(Photo by Paul Gillis/Reach PLC)
Eighteen years since they emerged from Sheffield with 2005 debut Whatever People Say I Am, That’s What I’m Not, Arctic Monkeys remain a 21st century musical behemoth. That album’s distinctly Northern-flavoured navigations of fledgling nights out and youthful hometown hijinks have evolved – via a long stint of L.A living – into the orchestral, soul-tinged jazz pop of recent album The Car. It’s a manifestation of Arctic Monkeys as a rare beast of longevity among their numerous mid-noughties indie peers; in the post-internet age, the ‘Monkeys’ have maintained highly irregular, pre-internet levels of notoriety. They’ve absolutely earned the right to do what they like, musically.
That being said, the main strength of tonight’s show is the band’s unflinching approach to delving into their older, more stadium suitable, material. It seems to be understood that the subtleties of The Car’s loungey balladeering would sit rather askew within 27,000 capacity venues like this. The dusting down of long-exiled favourite ‘Mardy Bum’ is an immediate call to arms; it’s the first full band performance for a decade and the crowd promptly go ballistic.
Refusing to step off the gas, frontman Alex Turner and his bandmates accelerate through a riveting first seven tracks dating from 2013 album AM and earlier; the frenetic intro of ‘Brianstorm’ is propelled by superb, powerhouse drummer Matt Helders before the breakout main riff induces further pandemonium within the audience. ‘Crying Lightning’ and ‘Teddy Picker’ emphasise Turner’s natural aplomb as a craftsman of rock riffs; akin to the chants emerging from the Ashton Gate terraces on a weekend, the crowd heartily echo them back toward the stage.

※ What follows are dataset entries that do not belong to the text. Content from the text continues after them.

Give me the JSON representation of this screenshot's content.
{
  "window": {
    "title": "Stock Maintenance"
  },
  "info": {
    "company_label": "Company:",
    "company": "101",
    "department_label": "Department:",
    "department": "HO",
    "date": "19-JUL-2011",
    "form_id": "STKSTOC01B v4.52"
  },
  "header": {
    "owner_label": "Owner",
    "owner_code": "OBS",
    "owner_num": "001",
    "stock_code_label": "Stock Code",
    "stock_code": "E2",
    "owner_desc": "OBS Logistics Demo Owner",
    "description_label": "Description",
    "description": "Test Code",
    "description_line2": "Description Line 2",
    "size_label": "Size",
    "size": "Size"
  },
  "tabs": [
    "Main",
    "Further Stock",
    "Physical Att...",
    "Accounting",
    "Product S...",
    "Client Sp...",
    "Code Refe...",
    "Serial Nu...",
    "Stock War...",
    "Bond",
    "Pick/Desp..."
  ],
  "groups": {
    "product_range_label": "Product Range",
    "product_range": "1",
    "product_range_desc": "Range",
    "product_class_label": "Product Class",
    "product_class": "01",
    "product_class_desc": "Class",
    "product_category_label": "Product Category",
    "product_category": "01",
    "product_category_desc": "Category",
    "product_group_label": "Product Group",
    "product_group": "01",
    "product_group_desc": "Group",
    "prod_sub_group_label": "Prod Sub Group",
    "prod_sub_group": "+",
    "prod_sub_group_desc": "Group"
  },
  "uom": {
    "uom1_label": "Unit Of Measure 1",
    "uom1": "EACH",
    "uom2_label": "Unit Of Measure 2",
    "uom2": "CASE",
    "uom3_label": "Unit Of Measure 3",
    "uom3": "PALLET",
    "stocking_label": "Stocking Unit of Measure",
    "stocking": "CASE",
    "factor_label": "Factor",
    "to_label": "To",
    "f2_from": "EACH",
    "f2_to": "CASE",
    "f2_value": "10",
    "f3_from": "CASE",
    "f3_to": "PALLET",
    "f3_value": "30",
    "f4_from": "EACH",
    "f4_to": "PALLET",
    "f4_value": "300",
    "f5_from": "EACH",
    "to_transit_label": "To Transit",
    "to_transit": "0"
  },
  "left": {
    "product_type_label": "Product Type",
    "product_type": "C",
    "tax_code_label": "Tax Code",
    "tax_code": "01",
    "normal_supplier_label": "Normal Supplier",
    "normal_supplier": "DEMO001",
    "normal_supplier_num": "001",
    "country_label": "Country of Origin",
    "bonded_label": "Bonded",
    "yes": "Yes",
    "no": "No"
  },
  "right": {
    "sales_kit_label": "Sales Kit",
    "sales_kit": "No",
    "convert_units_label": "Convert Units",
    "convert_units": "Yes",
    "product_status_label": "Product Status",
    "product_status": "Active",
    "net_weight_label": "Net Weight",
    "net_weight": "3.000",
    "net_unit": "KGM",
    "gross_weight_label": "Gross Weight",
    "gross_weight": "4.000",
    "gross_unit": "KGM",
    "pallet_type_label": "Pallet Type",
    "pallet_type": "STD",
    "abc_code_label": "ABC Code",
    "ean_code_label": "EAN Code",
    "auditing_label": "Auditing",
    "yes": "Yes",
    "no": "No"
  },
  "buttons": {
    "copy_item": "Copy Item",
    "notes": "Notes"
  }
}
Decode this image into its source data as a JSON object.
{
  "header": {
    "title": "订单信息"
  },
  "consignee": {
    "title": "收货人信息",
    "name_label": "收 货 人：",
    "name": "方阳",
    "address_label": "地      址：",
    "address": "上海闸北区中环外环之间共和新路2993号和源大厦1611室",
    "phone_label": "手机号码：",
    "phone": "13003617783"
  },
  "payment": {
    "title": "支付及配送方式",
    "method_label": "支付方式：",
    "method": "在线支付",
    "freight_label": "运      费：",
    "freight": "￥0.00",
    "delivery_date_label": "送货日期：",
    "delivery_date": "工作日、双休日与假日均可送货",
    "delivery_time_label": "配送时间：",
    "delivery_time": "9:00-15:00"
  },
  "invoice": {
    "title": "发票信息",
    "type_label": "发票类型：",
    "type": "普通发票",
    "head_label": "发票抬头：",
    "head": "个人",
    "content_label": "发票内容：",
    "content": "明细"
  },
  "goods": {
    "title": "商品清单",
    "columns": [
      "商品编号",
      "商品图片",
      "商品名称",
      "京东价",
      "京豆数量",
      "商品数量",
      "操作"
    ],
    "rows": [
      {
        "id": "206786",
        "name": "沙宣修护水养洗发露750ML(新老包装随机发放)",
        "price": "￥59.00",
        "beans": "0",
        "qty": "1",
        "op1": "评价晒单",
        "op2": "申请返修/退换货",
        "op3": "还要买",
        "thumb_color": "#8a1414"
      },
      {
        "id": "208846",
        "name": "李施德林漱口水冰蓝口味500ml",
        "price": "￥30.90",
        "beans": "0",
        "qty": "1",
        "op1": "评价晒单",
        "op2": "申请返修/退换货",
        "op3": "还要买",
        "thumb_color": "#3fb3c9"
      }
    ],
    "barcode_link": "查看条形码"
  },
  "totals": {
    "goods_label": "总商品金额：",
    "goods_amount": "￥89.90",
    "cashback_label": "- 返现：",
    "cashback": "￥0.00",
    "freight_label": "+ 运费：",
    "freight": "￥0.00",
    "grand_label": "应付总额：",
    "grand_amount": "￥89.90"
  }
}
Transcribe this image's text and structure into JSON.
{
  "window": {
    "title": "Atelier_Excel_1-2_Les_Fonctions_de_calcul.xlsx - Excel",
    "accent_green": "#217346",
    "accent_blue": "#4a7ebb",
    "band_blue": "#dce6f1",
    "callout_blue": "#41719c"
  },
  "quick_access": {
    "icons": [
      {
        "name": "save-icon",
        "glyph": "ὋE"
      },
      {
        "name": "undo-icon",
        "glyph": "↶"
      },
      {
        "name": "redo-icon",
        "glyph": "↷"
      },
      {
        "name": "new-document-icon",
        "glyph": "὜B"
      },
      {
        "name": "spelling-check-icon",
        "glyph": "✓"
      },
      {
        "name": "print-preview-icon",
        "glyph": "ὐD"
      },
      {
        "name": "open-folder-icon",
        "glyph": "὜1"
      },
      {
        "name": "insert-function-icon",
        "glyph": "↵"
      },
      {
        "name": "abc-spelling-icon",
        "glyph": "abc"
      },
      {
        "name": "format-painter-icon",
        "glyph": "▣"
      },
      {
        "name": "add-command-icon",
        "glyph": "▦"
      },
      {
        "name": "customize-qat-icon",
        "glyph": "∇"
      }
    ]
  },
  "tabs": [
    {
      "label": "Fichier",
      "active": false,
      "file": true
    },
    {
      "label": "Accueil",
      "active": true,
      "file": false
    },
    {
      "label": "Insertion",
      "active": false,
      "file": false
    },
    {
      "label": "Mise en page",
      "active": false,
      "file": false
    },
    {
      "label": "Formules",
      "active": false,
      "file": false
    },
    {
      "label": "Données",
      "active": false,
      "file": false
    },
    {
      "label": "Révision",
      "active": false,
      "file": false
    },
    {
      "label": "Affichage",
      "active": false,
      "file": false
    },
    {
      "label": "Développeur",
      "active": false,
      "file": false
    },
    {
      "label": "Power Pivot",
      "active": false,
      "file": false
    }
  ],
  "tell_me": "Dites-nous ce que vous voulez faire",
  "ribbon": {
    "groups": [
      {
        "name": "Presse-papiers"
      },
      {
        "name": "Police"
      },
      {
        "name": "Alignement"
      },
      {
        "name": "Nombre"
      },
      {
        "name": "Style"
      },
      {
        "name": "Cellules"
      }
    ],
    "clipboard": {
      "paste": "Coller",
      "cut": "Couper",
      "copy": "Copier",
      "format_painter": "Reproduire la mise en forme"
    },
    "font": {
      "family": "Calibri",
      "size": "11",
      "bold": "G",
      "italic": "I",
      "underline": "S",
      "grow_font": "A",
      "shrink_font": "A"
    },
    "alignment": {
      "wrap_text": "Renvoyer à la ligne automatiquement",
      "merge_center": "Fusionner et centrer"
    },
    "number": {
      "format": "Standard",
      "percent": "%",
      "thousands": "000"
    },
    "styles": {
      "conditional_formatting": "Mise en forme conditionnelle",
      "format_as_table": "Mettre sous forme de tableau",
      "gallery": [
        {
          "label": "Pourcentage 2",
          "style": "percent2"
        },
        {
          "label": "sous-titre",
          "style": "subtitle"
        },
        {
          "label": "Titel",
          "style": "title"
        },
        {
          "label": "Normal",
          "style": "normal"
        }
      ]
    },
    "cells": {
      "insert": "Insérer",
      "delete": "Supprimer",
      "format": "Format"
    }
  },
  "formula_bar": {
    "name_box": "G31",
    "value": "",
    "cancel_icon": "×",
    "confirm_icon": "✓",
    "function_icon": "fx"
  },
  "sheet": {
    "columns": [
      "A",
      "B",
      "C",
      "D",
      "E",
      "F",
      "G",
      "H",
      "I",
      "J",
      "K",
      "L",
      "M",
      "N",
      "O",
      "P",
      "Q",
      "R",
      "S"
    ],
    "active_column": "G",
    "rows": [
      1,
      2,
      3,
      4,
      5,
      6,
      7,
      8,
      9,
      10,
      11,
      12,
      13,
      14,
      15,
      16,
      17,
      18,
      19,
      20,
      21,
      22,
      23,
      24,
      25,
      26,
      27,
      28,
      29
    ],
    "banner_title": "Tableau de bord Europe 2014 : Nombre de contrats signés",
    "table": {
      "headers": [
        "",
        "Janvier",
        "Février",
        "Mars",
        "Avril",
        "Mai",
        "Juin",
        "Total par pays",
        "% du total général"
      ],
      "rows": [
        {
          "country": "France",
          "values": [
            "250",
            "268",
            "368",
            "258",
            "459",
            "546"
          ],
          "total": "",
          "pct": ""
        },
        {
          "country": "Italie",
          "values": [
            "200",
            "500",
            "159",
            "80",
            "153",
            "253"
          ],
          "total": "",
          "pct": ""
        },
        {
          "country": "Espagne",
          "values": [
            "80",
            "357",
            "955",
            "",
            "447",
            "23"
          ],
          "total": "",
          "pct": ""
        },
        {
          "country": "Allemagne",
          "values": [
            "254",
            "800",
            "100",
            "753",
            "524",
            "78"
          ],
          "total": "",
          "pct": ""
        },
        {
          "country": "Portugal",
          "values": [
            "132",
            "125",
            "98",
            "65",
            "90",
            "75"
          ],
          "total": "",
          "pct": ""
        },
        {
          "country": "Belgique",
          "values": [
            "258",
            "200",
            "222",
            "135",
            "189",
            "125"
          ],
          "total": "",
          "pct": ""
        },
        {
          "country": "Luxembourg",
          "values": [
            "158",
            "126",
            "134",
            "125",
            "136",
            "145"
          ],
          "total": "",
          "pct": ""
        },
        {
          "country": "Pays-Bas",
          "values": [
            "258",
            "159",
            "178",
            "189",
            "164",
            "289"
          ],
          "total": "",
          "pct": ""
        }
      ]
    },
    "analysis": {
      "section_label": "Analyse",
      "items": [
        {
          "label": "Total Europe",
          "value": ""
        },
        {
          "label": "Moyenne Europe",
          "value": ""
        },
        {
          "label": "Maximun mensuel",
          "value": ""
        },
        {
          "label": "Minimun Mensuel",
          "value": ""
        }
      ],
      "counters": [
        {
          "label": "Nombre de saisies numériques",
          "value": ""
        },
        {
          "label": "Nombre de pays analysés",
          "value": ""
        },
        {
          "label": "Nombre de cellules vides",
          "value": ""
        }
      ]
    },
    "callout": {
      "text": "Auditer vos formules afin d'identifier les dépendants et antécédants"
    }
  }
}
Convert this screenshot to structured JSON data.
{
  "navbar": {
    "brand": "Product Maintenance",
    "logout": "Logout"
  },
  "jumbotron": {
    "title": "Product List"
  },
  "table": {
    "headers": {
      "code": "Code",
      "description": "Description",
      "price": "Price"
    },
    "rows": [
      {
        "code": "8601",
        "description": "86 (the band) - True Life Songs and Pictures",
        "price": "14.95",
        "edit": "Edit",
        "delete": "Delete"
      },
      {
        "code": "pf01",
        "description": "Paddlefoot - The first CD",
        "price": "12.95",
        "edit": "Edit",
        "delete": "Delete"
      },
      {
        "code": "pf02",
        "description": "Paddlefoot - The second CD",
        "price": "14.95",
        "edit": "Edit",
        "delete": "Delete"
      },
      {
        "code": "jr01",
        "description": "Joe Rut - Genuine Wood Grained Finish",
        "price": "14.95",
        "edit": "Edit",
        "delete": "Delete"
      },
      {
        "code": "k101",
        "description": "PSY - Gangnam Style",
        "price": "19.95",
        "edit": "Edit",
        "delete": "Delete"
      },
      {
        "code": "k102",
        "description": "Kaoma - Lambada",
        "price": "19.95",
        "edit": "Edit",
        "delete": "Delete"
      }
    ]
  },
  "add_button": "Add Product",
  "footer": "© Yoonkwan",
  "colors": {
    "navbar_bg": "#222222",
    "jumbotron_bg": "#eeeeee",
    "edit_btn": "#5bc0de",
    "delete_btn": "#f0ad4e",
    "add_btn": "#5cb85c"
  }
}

‘The View From The Afternoon’ features pitter-patter drum assaults which are utterly clarifying of Helders’ Agile Beast nom de plume, and a lyric that excellently captures the precarious combo of teen drunkenness and access to SMS technology: “There’s verse and chapter sat in her inbox/And all that is said is that you’ve drank a lot.” It isn’t until the languid ‘Four Out of Five’ – the night’s only survivor from 2018’s Tranquillity Base Hotel & Casino – that we’re able to catch our collective breath; it’s a moment within which several audience members opt for a dash to the bathroom.
Clad in dark, pinstripe suit, opened denim shirt, shades and a red cravat, bouffant-haired Turner largely keeps audience relations to a minimum. Having previously witnessed him in his preening, overtly dramatic hand gesturing guise in The Last Shadow Puppets, it’s most welcome that he has opted to dial it back. He occasionally raises a left leg on to a foldback speaker – a stance this is part suggestive, part power stance – as he hammers away at his Epiphone. Elsewhere, he robotically offers intermittent stock gratitude: “Terrific. Thank you. How kind you are.”
It’s an impressively tight and sonically satisfying performance from what is now a veteran act. The only noticeable glitches are for meteorological reasons beyond even the interventionist means of iconic rock heroes. A glorious May evening has given why to a chill in the stands and, as with the rapturously received ‘Fluorescent Adolescent’, there are very brief moments that appear lost in the breeze.
The simple but muscular riff of ‘Do I Wanna Know?’ was absolutely born – along with the rousing group vocals at the chorus – to be played in stadiums such as this. This is the optimal moment when the inevitable sea of smartphones and torchlights emerge from the palms of thousands within the audience. In a late, mini-flurry of new tunes, the band opts to showcase three songs from The Car; Turner goes acoustic and a wash of synthesised strings decorate soul-infused slow-burner ‘There’d Better Be a Mirrorball’. It’s enthusiastically received for a new tune but it appears to be ‘Body Paint’ – with Turner’s falsetto delivery and the bubbling melancholy of its main riff – that has the most potential as a future favourite.
The ”one more song!” chant that has recently become de rigueur at gigs often seems incongruous and lacking in ambition. Arctic Monkeys indeed return but for three more tunes; ‘Sculptures of Anything Goes’ completes the trio from The Car while ‘I Bet You Look Good On The Dancefloor’ and R U Mine?’ are closing crowd-pleasers.
And it’s ‘Dancefloor’ that provides two reasons as to why this was such a mesmerising gig. Firstly, it’s the ultimate confirmation of the band’s lack of shame in giving the audience their earliest and most defining tunes. Secondly, it’s a song that is soon to leave its teens and there are myriad sightings of young friends embracing and singing along to a tune that is roughly of ages with them. Tonight, we’ve seen why Arctic Monkeys have emerged from the mid-2000 indie ranks to become an elite, generation-spanning rock group.